However, what I find so interesting about these sub-plots is how they tie in together with the character of The Dude. The Dude is sort of a loser who doesn't do much with his life. He has no job, he always wears shabby clothing, and it appears that all that matters to him in life is remaining the way he is and going bowling with his 2 bowling buddies. The reason why it doesn't matter to us what happens in these situations is because it doesn't matter that much to him. That's not to say that he doesn't care at all when these situations happen as he does show that he has a moral center. He tries to defend himself so he doesn't get injured or killed by other people, and he also shows concern when Bunny Lebowski gets kidnapped and is in danger of getting killed. However, it also seems that he just wants to live comfortably (even as a lazy, jobless loser) and only worry about himself instead of others or what others want to do to him. The film shows that he only has a moral center when something bad might happen to him or other people around him. Obviously, he doesn't offer the world much, but he also doesn't harm other people. He keeps his goals and standards pretty low and he is a loser, but he doesn't mind being a loser. This is the thing which holds the movie together.

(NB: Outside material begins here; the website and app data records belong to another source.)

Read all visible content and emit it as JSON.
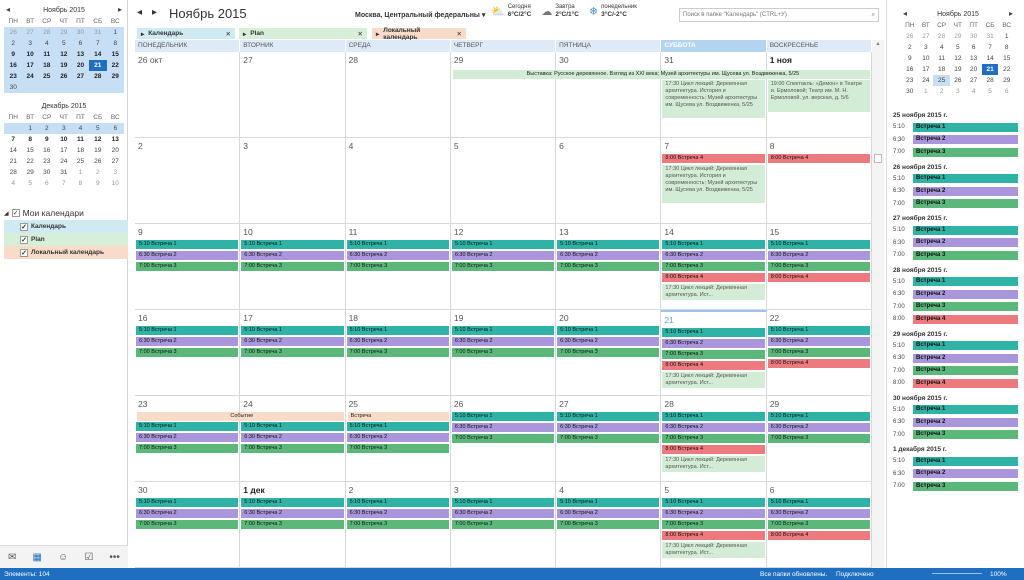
{
  "status": {
    "items_label": "Элементы: 104",
    "folders_updated": "Все папки обновлены.",
    "connected": "Подключено",
    "zoom": "100%"
  },
  "mini_cal_1": {
    "title": "Ноябрь 2015",
    "weekdays": [
      "ПН",
      "ВТ",
      "СР",
      "ЧТ",
      "ПТ",
      "СБ",
      "ВС"
    ],
    "weeks": [
      [
        "26",
        "27",
        "28",
        "29",
        "30",
        "31",
        "1"
      ],
      [
        "2",
        "3",
        "4",
        "5",
        "6",
        "7",
        "8"
      ],
      [
        "9",
        "10",
        "11",
        "12",
        "13",
        "14",
        "15"
      ],
      [
        "16",
        "17",
        "18",
        "19",
        "20",
        "21",
        "22"
      ],
      [
        "23",
        "24",
        "25",
        "26",
        "27",
        "28",
        "29"
      ],
      [
        "30",
        "",
        "",
        "",
        "",
        "",
        ""
      ]
    ]
  },
  "mini_cal_2": {
    "title": "Декабрь 2015",
    "weekdays": [
      "ПН",
      "ВТ",
      "СР",
      "ЧТ",
      "ПТ",
      "СБ",
      "ВС"
    ],
    "weeks": [
      [
        "",
        "1",
        "2",
        "3",
        "4",
        "5",
        "6"
      ],
      [
        "7",
        "8",
        "9",
        "10",
        "11",
        "12",
        "13"
      ],
      [
        "14",
        "15",
        "16",
        "17",
        "18",
        "19",
        "20"
      ],
      [
        "21",
        "22",
        "23",
        "24",
        "25",
        "26",
        "27"
      ],
      [
        "28",
        "29",
        "30",
        "31",
        "1",
        "2",
        "3"
      ],
      [
        "4",
        "5",
        "6",
        "7",
        "8",
        "9",
        "10"
      ]
    ]
  },
  "my_calendars": {
    "heading": "Мои календари",
    "items": [
      {
        "label": "Календарь",
        "color": "#cfeaf3"
      },
      {
        "label": "Plan",
        "color": "#d7eed8"
      },
      {
        "label": "Локальный календарь",
        "color": "#f8dcc9"
      }
    ]
  },
  "header": {
    "month_title": "Ноябрь 2015",
    "location": "Москва, Центральный федеральны",
    "weather": [
      {
        "label": "Сегодня",
        "temp": "6°C/2°C"
      },
      {
        "label": "Завтра",
        "temp": "2°C/1°C"
      },
      {
        "label": "понедельник",
        "temp": "3°C/-2°C"
      }
    ],
    "search_placeholder": "Поиск в папке \"Календарь\" (CTRL+У)"
  },
  "tabs": [
    {
      "label": "Календарь",
      "color": "#cfeaf3"
    },
    {
      "label": "Plan",
      "color": "#d7eed8"
    },
    {
      "label": "Локальный календарь",
      "color": "#f8dcc9"
    }
  ],
  "day_headers": [
    "ПОНЕДЕЛЬНИК",
    "ВТОРНИК",
    "СРЕДА",
    "ЧЕТВЕРГ",
    "ПЯТНИЦА",
    "СУББОТА",
    "ВОСКРЕСЕНЬЕ"
  ],
  "events": {
    "m1": "5:10 Встреча 1",
    "m2": "6:30 Встреча 2",
    "m3": "7:00 Встреча 3",
    "m4": "8:00 Встреча 4",
    "lecture_full": "17:30 Цикл лекций: Деревянная архитектура. История и современность; Музей архитектуры им. Щусева ул. Воздвиженка, 5/25",
    "lecture_short": "17:30 Цикл лекций: Деревянная архитектура. Ист...",
    "exhibition": "Выставка: Русское деревянное. Взгляд из XXI века; Музей архитектуры им. Щусева ул. Воздвиженка, 5/25",
    "theatre": "19:00 Спектакль: «Демон» в Театре и. Ермоловой; Театр им. М. Н. Ермоловой. ул. верская, д. 5/6",
    "event_label": "Событие",
    "meeting_label": "Встреча"
  },
  "weeks": [
    [
      "26 окт",
      "27",
      "28",
      "29",
      "30",
      "31",
      "1 ноя"
    ],
    [
      "2",
      "3",
      "4",
      "5",
      "6",
      "7",
      "8"
    ],
    [
      "9",
      "10",
      "11",
      "12",
      "13",
      "14",
      "15"
    ],
    [
      "16",
      "17",
      "18",
      "19",
      "20",
      "21",
      "22"
    ],
    [
      "23",
      "24",
      "25",
      "26",
      "27",
      "28",
      "29"
    ],
    [
      "30",
      "1 дек",
      "2",
      "3",
      "4",
      "5",
      "6"
    ]
  ],
  "agenda_cal": {
    "title": "Ноябрь 2015",
    "weekdays": [
      "ПН",
      "ВТ",
      "СР",
      "ЧТ",
      "ПТ",
      "СБ",
      "ВС"
    ],
    "weeks": [
      [
        "26",
        "27",
        "28",
        "29",
        "30",
        "31",
        "1"
      ],
      [
        "2",
        "3",
        "4",
        "5",
        "6",
        "7",
        "8"
      ],
      [
        "9",
        "10",
        "11",
        "12",
        "13",
        "14",
        "15"
      ],
      [
        "16",
        "17",
        "18",
        "19",
        "20",
        "21",
        "22"
      ],
      [
        "23",
        "24",
        "25",
        "26",
        "27",
        "28",
        "29"
      ],
      [
        "30",
        "1",
        "2",
        "3",
        "4",
        "5",
        "6"
      ]
    ]
  },
  "agenda": [
    {
      "date": "25 ноября 2015 г.",
      "items": [
        {
          "time": "5:10",
          "label": "Встреча 1",
          "c": "e1"
        },
        {
          "time": "6:30",
          "label": "Встреча 2",
          "c": "e2"
        },
        {
          "time": "7:00",
          "label": "Встреча 3",
          "c": "e3"
        }
      ]
    },
    {
      "date": "26 ноября 2015 г.",
      "items": [
        {
          "time": "5:10",
          "label": "Встреча 1",
          "c": "e1"
        },
        {
          "time": "6:30",
          "label": "Встреча 2",
          "c": "e2"
        },
        {
          "time": "7:00",
          "label": "Встреча 3",
          "c": "e3"
        }
      ]
    },
    {
      "date": "27 ноября 2015 г.",
      "items": [
        {
          "time": "5:10",
          "label": "Встреча 1",
          "c": "e1"
        },
        {
          "time": "6:30",
          "label": "Встреча 2",
          "c": "e2"
        },
        {
          "time": "7:00",
          "label": "Встреча 3",
          "c": "e3"
        }
      ]
    },
    {
      "date": "28 ноября 2015 г.",
      "items": [
        {
          "time": "5:10",
          "label": "Встреча 1",
          "c": "e1"
        },
        {
          "time": "6:30",
          "label": "Встреча 2",
          "c": "e2"
        },
        {
          "time": "7:00",
          "label": "Встреча 3",
          "c": "e3"
        },
        {
          "time": "8:00",
          "label": "Встреча 4",
          "c": "e4"
        }
      ]
    },
    {
      "date": "29 ноября 2015 г.",
      "items": [
        {
          "time": "5:10",
          "label": "Встреча 1",
          "c": "e1"
        },
        {
          "time": "6:30",
          "label": "Встреча 2",
          "c": "e2"
        },
        {
          "time": "7:00",
          "label": "Встреча 3",
          "c": "e3"
        },
        {
          "time": "8:00",
          "label": "Встреча 4",
          "c": "e4"
        }
      ]
    },
    {
      "date": "30 ноября 2015 г.",
      "items": [
        {
          "time": "5:10",
          "label": "Встреча 1",
          "c": "e1"
        },
        {
          "time": "6:30",
          "label": "Встреча 2",
          "c": "e2"
        },
        {
          "time": "7:00",
          "label": "Встреча 3",
          "c": "e3"
        }
      ]
    },
    {
      "date": "1 декабря 2015 г.",
      "items": [
        {
          "time": "5:10",
          "label": "Встреча 1",
          "c": "e1"
        },
        {
          "time": "6:30",
          "label": "Встреча 2",
          "c": "e2"
        },
        {
          "time": "7:00",
          "label": "Встреча 3",
          "c": "e3"
        }
      ]
    }
  ]
}
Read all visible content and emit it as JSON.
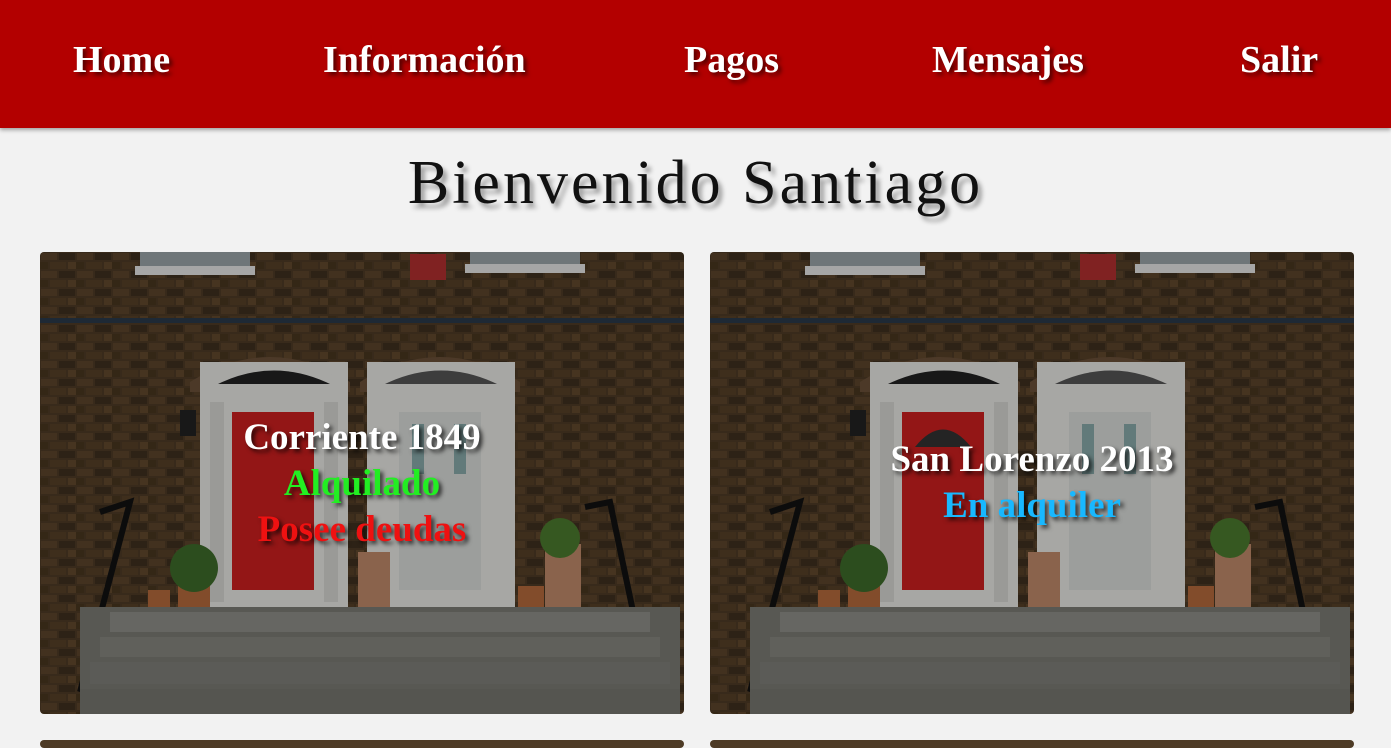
{
  "nav": {
    "home": "Home",
    "informacion": "Información",
    "pagos": "Pagos",
    "mensajes": "Mensajes",
    "salir": "Salir"
  },
  "welcome": "Bienvenido Santiago",
  "colors": {
    "navbar": "#b30000",
    "background": "#f2f2f2",
    "status_rented": "#22ee22",
    "status_debt": "#ee1111",
    "status_available": "#18b8ff"
  },
  "properties": [
    {
      "address": "Corriente 1849",
      "status": "Alquilado",
      "debt": "Posee deudas"
    },
    {
      "address": "San Lorenzo 2013",
      "status": "En alquiler"
    }
  ]
}
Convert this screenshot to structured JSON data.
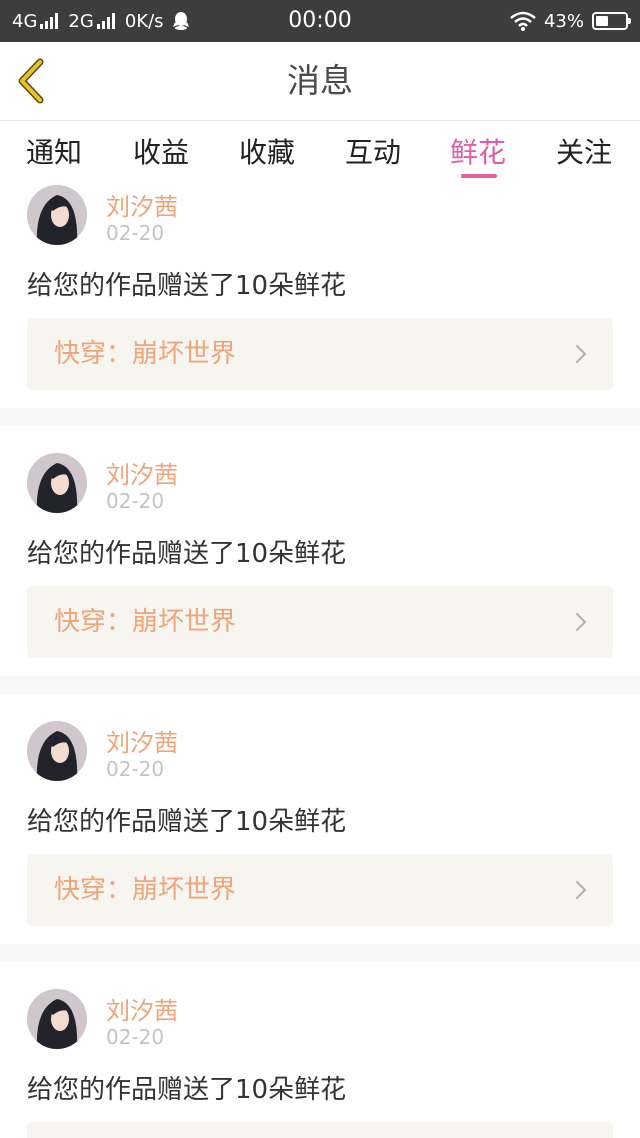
{
  "status_bar": {
    "network_1": "4G",
    "network_2": "2G",
    "speed": "0K/s",
    "time": "00:00",
    "battery_text": "43%",
    "battery_level": 0.43
  },
  "nav": {
    "title": "消息",
    "back_icon": "chevron-left-icon"
  },
  "tabs": [
    {
      "label": "通知",
      "active": false
    },
    {
      "label": "收益",
      "active": false
    },
    {
      "label": "收藏",
      "active": false
    },
    {
      "label": "互动",
      "active": false
    },
    {
      "label": "鲜花",
      "active": true
    },
    {
      "label": "关注",
      "active": false
    }
  ],
  "messages": [
    {
      "sender": "刘汐茜",
      "date": "02-20",
      "text": "给您的作品赠送了10朵鲜花",
      "work": "快穿：崩坏世界"
    },
    {
      "sender": "刘汐茜",
      "date": "02-20",
      "text": "给您的作品赠送了10朵鲜花",
      "work": "快穿：崩坏世界"
    },
    {
      "sender": "刘汐茜",
      "date": "02-20",
      "text": "给您的作品赠送了10朵鲜花",
      "work": "快穿：崩坏世界"
    },
    {
      "sender": "刘汐茜",
      "date": "02-20",
      "text": "给您的作品赠送了10朵鲜花"
    }
  ],
  "colors": {
    "accent": "#e05ea2",
    "sender": "#f0a47a",
    "back_icon": "#e8c22a",
    "work_bg": "#f6f5ef"
  }
}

Now that I've talked about its plot for a bit, I want to briefly talk about other aspects to the story that I liked. Firstly, the acting is pretty great. Jeff Bridges as The Dude does a great job as the leading role. The dull attitude of The Dude in the film is greatly represented by the dull, but lovable tone of voice that Jeff Bridges shows. Also, John Goodman gives a great performance as Walter. His performance also has some of the charm that Jeff Bridges brought to the screen. Both of them carry the movie excellently as their performances help carry home what the deeper meaning of the movie is. Also, the 2 dream sequences are highly imaginative as much as they are visually intriguing. They're my favorite part of the movie as they are creative, and some of the bizarre imagery in them is actually kind of funny due to the creativity that they have.
In conclusion, I'd say that this film is a masterpiece just because it has accomplished something that no other movie I can think of has accomplished in the same way as this one. It tells an original story that has never been done before, and its plot is filled with creativity. Obviously, some people won't like how it doesn't conclude most of its sub-plots so it's not for everyone, but I can appreciate it for its uniqueness and creativity. On top of the unique plot, the acting and dream sequences are also pretty good. I recommend this film to all fans of cinema. If you are able to look over the fact that most of the sub-plots have no conclusion, you are in for a fantastic experience that has never been done before. Also, it will probably remain unique for dozens of years.